ST. LOUIS (AP) — An arsonist set fire early Thursday to the rectory doors of a 173-year-old Catholic church, marking the seventh time in two weeks someone ignited a place of worship in St. Louis or one of its suburbs, police said.
Authorities said an emergency responder used a fire extinguisher to snuff flames apparently fueled by an accelerant on the wooden front door of the rectory at the Shrine of St. Joseph church, which is in a secluded area near downtown. No one was injured, and the church was unoccupied when the blaze was reported about 1:30 a.m.
Police Chief Sam Dotson has said the churches damaged during the suspicious fires since Oct. 8 vary denominationally. Until early Thursday, the fires were within a few miles of each other and in largely black neighborhoods. The latest blaze involved a church outside the radius of the previous fires, and local media outlets reported that Shrine of St. Joseph Church's congregation is largely white.
Messages seeking details about the investigation were left by The Associated Press on Thursday morning with Dotson, the city's fire department, the Shrine of St. Joseph Church's pastor and the investigation-assisting U.S. Bureau of Alcohol, Tobacco, Firearms and Explosives.
Thursday's fire came two days after Dotson said police planned to step up patrols and investigators were trying to develop profiles of possible suspects in connection with the blazes. Thursday's fire was the first such one since Sunday.
Before Thursday's fire, four of the affected churches were on St. Louis' north side, with the other two in nearby Jennings. Five of those churches are predominantly black, and one is racially mixed. In each case, the front doors were set on fire, leaving damage that ranged from virtually nothing at one church to the near destruction of another.
Fire Capt. Garon Mosby has said the possibility that the fires could be hate crimes — for religious or racial reasons — "is part of the dynamic" of the investigation.

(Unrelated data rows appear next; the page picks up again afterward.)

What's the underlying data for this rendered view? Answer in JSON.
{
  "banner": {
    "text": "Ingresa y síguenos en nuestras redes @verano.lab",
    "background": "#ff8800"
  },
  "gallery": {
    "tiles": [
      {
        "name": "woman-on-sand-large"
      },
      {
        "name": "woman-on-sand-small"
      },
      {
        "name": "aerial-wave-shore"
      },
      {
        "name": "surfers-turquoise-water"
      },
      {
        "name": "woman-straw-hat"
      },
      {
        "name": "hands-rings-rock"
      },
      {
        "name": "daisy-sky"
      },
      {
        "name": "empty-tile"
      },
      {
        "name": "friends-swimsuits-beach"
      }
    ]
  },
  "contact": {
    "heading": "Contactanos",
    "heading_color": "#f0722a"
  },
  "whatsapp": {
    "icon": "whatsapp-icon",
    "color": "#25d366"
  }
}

The area is still reeling from last year's police shooting death of 18-year-old Michael Brown in Ferguson, a St. Louis suburb, and a grand jury's subsequent decision not to charge the police officer who shot him. Brown, who was black, was unarmed when he was shot by Darren Wilson, who is white, in a case that spurred the national "Black Lives Matter" movement scrutinizing police treatment of minorities.